The Arduino Yún is the latest board from Arduino and it's a doozy! It combines the ATmega32U4 (as used in the Arduino Leonardo) with the Atheros AR9331 System on a Chip (SoC). The Atheros runs a Linux distribution, Lininio, and is connected to the USB host, microSD card slot and the WiFi chip.
The power of the Yún comes from the combination of these two. Linked by a software Library called Bridge, Linux handles all of the difficult parts of the WiFi and Ethernet stack, managing USB host and dealing with the mass storage. The Arduino side behaves as you would normally expect, controlling all of the boards I/O pins and programmed through the Arduino IDE. The magic happens when they work in concert. The Arduino side passes data to and from the Linux side, controlling and measuring real world things, whilst the Linux side can easily perform wider interactions over the internet and through the Temboo API.
With this power you can very easily create powerful Internet of Things devices with an exceptional capacity for remote control, monitoring and interactivity.
Robots can be great fun for learning about programming, especially for children, but sometimes it can be quite a bit of trouble for a beginner to build an entire robot! But do not fear, Arduino is here. They made a fully featured and assembled robot that you can start learning on right away.
It features two ATmega32U4 boards, one to control the motors, the other to manage sensor inputs, which include a compass and line following sensors. The robot is powered by four rechargeable AA batteries through a mains adapter and features a 1.7" LCD display and keypad on the top of the Robot!
Say hello to the Trinket! This is a really tiny board (smaller than two 5p pieces!) powered by the equally tiny ATtiny85. But don't let any of that fool you into judging it purely by its size, it's got a USB micro slot for power and programming; 5 GPIO pins - 1 analog in, 2 PWM and hardware I2C and SPI; 8K of flash and it's available in 3.3V and 5V versions!
It doesn't stop there! Loads of Arduino libraries produced by Adafruit will already work with the trinket allowing you to control LED and LCD displays, servos and emulate USB 1.1 devices. Topping this off is the fact that it only costs about as much as a pack of cigarettes!
You've probably already met E-paper on e-readers like the Kindle, well now you can start putting it in your own projects!
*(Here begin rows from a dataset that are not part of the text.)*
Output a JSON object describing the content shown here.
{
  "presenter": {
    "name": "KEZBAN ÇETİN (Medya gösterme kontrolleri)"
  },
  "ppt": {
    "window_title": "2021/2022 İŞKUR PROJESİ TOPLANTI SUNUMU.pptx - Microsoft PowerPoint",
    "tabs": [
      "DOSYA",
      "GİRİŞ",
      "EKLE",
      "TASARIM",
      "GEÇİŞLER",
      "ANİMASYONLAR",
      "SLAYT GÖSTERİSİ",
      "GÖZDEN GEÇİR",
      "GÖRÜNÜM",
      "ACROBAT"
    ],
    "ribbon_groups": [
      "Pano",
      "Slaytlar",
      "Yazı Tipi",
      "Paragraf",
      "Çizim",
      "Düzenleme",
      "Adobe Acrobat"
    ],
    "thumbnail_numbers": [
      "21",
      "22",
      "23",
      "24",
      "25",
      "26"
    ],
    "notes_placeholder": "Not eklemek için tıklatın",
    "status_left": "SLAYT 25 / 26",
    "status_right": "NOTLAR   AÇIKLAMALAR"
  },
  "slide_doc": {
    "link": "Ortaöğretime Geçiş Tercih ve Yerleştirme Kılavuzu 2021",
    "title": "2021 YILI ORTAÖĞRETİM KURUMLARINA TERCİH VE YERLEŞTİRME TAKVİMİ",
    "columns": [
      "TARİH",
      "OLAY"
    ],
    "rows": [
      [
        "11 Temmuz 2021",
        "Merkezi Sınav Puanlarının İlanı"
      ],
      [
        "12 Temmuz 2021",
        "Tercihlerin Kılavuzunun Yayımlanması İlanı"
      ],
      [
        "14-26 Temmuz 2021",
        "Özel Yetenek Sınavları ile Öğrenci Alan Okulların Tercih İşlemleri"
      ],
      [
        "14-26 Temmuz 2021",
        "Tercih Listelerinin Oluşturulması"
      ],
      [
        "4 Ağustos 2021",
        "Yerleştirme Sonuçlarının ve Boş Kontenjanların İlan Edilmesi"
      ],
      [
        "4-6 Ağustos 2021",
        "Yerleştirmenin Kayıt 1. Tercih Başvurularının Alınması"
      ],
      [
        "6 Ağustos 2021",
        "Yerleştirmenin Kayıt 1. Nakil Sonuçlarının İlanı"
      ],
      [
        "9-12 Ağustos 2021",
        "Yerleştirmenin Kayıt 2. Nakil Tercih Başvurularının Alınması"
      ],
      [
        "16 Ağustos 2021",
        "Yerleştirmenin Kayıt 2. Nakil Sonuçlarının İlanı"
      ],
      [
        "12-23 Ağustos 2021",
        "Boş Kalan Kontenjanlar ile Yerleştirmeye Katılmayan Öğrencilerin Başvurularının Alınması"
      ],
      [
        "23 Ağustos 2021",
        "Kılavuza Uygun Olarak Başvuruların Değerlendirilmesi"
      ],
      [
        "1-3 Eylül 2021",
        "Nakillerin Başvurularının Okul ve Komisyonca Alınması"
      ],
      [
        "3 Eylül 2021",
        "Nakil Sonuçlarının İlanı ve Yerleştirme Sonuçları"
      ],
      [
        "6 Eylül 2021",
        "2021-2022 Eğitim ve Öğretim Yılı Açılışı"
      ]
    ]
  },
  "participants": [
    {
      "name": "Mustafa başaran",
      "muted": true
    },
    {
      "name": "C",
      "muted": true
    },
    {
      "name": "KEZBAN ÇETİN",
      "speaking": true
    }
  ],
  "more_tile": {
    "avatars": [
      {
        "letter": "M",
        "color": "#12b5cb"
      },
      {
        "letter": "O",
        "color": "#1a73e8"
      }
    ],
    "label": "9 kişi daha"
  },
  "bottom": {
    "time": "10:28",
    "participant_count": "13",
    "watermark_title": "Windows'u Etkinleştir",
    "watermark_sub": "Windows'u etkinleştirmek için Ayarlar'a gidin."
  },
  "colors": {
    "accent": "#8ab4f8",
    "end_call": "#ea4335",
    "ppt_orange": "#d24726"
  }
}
E-paper, unlike ordinary displays needs absolutely no power to display an image, it only uses power when it changes the image on the screen, this gives it exceptional battery life in situations where the display's refresh rate is very low.
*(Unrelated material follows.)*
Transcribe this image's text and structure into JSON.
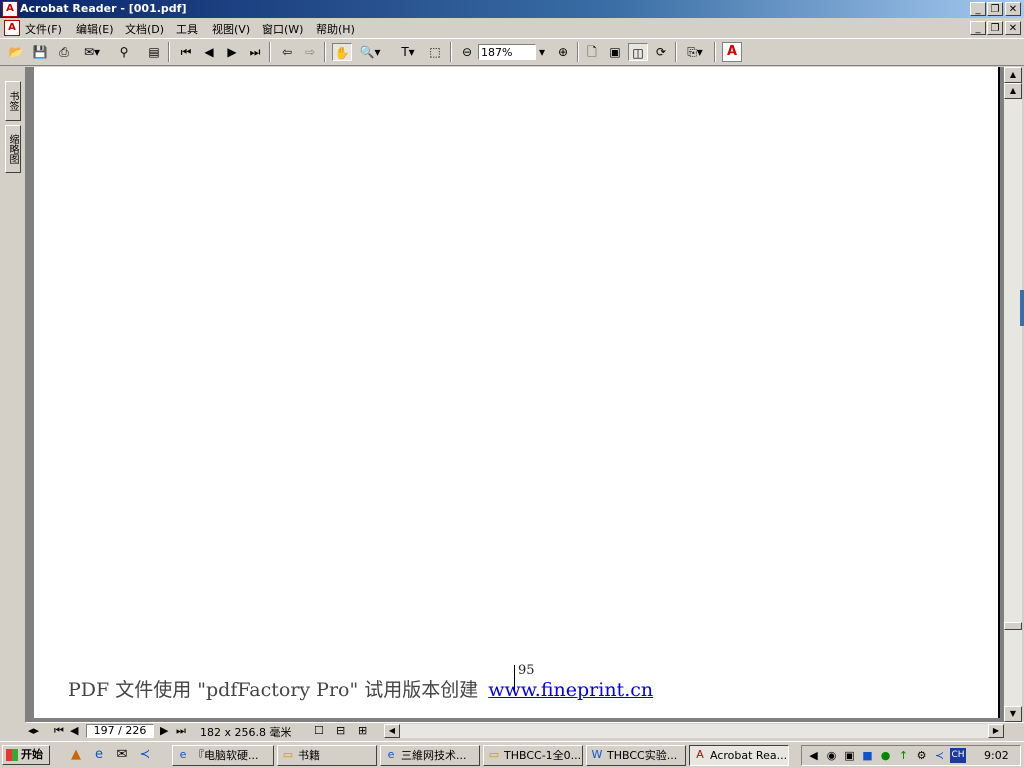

This 2.7" E-paper display gives you the low power, high resolution and high detail of e-paper displays in a form that's easy to work with, there's even example code for partial screen updates! No thin and fiddly ribbon cables here, just header pins that you can easily connect to anything with SPI capability. This display has a high resolution of 264x176 and mounting holes for easy prototyping and integration into projects.